Conventional Caro-Kann theory holds that Black should trade here, as this eliminates White's good bishop, whereas Black's light-squared bishop will be less valuable after he seals the centre with e6.
6. Qd1xd3 e6 7. Ng1f3 Nb8c6
Black must keep control over e5 and c5, hence the queen's knight move here.
This puts White's bishop on a strong diagonal, controlling the crucial e5 square.
8... Ng8f6 9. h3
This looks like an unnecessary precaution, as Black had nothing to gain by posting a knight to g4 anyway.
Conventional C-K theory holds that Black must dispute the power of White's bishop by playing to d6 here. I wished to hang on to the good bishop for a while, and therefore chose to play the dark bishop to e7 instead.
This looks like an attack now. Maybe h3 last move was not precautionary after all.
Black decides to castle into it and batten down the hatches. When defending against a pawn-slaught, the defender should avoid pawn moves of his own. This forces the attacker to expend several more tempi to get his own pawns into exchanging range to open up lines of attack for the heavy pieces; whereas any pawn move by the defender simply makes it easier for the attacker to pick them off and open up lines of attack.
This prevents the Black knight from coming to b4 and driving the White queen off the powerful b1-h7 diagonal.

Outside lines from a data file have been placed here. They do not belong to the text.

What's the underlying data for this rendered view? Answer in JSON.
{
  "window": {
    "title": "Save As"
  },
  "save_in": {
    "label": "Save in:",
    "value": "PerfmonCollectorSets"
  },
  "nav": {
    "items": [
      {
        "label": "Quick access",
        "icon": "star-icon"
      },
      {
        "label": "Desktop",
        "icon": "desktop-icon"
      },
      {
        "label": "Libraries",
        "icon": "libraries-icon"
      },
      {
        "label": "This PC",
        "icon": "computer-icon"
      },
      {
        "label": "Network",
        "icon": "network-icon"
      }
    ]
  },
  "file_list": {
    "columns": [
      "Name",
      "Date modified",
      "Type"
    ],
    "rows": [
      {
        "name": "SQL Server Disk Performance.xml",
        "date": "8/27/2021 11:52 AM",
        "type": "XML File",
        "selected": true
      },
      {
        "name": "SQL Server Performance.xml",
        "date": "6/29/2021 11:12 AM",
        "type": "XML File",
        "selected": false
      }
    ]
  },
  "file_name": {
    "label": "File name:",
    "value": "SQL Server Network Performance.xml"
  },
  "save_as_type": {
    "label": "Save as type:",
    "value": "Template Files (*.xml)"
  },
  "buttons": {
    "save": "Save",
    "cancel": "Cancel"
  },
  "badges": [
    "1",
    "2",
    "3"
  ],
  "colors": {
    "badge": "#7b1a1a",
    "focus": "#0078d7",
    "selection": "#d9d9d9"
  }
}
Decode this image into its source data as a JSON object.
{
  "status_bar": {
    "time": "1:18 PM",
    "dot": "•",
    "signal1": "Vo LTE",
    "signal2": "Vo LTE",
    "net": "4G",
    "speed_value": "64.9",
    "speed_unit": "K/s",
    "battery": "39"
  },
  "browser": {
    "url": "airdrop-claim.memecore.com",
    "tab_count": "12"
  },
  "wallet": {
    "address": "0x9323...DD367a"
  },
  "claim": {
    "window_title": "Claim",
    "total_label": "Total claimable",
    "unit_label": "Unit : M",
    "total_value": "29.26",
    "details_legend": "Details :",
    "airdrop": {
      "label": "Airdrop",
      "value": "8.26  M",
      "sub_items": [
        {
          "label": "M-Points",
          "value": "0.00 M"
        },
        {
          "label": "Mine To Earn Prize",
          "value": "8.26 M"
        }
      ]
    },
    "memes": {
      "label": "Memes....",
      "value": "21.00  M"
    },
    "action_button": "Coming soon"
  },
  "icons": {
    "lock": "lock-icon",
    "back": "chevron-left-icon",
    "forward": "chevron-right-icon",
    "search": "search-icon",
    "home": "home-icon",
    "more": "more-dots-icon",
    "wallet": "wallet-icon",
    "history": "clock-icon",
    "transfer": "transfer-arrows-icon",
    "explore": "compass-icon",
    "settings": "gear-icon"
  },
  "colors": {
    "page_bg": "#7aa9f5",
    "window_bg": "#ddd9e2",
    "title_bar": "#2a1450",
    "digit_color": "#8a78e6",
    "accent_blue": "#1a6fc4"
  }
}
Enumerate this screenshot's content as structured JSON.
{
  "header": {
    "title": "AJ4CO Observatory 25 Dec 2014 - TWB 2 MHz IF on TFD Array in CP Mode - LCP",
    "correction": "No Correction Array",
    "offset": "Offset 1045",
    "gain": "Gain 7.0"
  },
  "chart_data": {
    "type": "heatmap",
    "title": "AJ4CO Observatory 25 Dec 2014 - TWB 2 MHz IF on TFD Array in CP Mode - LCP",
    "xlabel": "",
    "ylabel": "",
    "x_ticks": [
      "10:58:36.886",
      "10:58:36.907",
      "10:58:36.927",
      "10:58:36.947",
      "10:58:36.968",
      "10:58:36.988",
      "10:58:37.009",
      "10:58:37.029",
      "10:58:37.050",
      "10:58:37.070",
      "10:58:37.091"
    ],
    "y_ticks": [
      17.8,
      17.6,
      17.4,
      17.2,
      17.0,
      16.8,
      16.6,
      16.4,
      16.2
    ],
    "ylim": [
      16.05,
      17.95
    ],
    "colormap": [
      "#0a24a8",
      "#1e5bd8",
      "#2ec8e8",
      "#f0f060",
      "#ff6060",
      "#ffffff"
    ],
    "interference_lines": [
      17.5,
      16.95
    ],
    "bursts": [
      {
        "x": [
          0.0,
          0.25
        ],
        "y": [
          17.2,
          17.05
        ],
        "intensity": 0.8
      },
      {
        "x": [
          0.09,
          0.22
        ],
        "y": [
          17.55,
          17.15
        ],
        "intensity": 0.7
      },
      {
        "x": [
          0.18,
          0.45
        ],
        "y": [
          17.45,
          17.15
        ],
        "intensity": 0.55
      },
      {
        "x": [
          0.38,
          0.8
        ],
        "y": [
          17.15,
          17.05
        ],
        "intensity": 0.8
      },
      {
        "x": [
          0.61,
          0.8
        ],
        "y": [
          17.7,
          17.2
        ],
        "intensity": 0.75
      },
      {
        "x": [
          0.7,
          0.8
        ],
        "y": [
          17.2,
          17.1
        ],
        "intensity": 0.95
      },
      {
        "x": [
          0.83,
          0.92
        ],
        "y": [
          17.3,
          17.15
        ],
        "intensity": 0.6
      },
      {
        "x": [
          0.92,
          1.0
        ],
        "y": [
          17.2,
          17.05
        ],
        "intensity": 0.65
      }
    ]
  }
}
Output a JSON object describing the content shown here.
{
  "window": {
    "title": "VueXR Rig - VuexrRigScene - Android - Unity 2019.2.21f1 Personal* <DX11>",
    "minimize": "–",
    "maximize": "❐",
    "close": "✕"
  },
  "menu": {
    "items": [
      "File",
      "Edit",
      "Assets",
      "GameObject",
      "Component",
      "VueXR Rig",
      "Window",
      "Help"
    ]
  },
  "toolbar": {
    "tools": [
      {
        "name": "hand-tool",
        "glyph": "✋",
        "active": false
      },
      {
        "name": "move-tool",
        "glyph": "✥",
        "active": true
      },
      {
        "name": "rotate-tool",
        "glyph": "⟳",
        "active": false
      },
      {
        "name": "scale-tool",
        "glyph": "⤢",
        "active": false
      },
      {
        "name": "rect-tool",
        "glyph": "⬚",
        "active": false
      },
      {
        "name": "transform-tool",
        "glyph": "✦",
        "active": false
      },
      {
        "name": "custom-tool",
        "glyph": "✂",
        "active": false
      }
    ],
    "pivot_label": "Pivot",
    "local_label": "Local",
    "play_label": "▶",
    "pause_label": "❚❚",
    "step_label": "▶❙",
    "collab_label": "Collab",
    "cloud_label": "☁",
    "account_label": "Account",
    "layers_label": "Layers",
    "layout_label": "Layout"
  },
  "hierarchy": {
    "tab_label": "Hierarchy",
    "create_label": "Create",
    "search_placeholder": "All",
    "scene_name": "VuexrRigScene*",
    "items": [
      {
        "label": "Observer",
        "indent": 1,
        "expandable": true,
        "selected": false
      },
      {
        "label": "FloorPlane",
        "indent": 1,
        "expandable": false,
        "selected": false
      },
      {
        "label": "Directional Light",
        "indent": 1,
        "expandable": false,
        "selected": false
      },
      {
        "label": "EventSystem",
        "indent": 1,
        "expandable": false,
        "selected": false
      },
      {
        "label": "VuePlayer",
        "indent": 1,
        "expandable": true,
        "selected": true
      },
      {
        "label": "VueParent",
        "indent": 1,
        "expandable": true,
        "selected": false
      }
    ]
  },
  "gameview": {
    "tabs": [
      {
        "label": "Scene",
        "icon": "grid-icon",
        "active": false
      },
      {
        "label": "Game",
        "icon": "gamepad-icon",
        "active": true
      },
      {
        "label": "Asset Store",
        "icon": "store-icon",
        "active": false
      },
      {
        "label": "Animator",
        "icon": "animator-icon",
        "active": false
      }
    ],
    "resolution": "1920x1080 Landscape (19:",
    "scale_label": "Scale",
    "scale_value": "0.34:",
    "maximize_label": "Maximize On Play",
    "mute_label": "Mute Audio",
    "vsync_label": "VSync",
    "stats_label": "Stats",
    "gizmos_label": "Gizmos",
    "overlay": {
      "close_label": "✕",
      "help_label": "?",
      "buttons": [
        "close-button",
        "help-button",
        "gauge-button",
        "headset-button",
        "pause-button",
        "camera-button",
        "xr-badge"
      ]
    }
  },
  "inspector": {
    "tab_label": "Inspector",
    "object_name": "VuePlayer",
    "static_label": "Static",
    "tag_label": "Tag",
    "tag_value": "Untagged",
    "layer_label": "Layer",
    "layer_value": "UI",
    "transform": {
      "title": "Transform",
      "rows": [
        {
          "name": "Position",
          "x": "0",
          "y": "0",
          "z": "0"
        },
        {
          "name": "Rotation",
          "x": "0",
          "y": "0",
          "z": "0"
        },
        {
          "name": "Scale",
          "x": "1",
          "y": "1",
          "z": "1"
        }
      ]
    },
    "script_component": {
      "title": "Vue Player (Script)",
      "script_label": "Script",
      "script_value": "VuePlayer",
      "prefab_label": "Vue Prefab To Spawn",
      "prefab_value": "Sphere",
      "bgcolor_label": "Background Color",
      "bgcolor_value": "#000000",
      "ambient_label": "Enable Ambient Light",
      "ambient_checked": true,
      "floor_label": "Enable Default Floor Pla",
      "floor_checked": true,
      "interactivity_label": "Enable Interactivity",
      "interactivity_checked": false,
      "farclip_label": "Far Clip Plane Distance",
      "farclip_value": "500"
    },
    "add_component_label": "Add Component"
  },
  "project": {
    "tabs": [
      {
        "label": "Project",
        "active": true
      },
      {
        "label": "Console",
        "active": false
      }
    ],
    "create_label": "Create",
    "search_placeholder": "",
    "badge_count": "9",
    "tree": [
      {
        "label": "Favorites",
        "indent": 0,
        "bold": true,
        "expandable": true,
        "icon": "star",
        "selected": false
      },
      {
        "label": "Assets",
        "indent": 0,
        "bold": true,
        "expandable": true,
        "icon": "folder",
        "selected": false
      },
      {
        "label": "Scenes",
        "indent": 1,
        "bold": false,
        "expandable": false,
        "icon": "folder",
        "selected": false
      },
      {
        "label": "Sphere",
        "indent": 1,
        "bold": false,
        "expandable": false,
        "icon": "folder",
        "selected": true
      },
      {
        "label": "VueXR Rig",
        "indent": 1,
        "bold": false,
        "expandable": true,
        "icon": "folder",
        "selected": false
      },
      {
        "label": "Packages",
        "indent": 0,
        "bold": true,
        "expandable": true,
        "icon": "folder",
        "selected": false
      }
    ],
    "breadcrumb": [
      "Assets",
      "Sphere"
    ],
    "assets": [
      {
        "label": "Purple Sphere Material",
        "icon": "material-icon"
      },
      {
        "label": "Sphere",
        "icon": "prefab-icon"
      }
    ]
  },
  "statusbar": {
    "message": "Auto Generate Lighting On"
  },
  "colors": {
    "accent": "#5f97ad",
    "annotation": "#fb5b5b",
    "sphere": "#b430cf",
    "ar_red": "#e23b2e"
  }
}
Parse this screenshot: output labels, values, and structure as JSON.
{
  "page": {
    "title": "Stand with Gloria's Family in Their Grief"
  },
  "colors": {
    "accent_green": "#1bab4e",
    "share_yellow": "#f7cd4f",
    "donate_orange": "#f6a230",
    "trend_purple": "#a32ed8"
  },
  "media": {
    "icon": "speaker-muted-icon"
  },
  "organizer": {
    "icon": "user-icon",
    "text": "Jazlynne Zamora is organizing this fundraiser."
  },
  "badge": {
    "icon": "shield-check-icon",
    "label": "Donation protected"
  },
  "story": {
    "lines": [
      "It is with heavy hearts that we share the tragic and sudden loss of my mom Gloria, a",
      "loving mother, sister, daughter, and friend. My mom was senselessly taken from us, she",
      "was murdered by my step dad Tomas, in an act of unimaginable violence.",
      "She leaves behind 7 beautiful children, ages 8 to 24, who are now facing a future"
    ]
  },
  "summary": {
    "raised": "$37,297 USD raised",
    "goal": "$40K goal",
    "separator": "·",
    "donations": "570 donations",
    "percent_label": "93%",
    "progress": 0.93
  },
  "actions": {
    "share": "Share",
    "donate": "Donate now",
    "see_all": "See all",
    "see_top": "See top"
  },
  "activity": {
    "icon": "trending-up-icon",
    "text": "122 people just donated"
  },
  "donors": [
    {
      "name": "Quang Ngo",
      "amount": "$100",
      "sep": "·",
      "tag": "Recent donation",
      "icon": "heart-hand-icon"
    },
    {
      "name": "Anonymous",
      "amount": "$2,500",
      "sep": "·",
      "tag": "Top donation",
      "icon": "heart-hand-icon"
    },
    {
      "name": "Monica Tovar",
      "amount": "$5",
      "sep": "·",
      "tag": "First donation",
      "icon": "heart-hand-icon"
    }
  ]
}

This is a fairly typical Caro-Kann sort of position: White aims to control the crucial squares e5 and c5, whereas Black aims to post pieces to the crucial squares e4 or c4. The rook move to c8 prepares to control c4.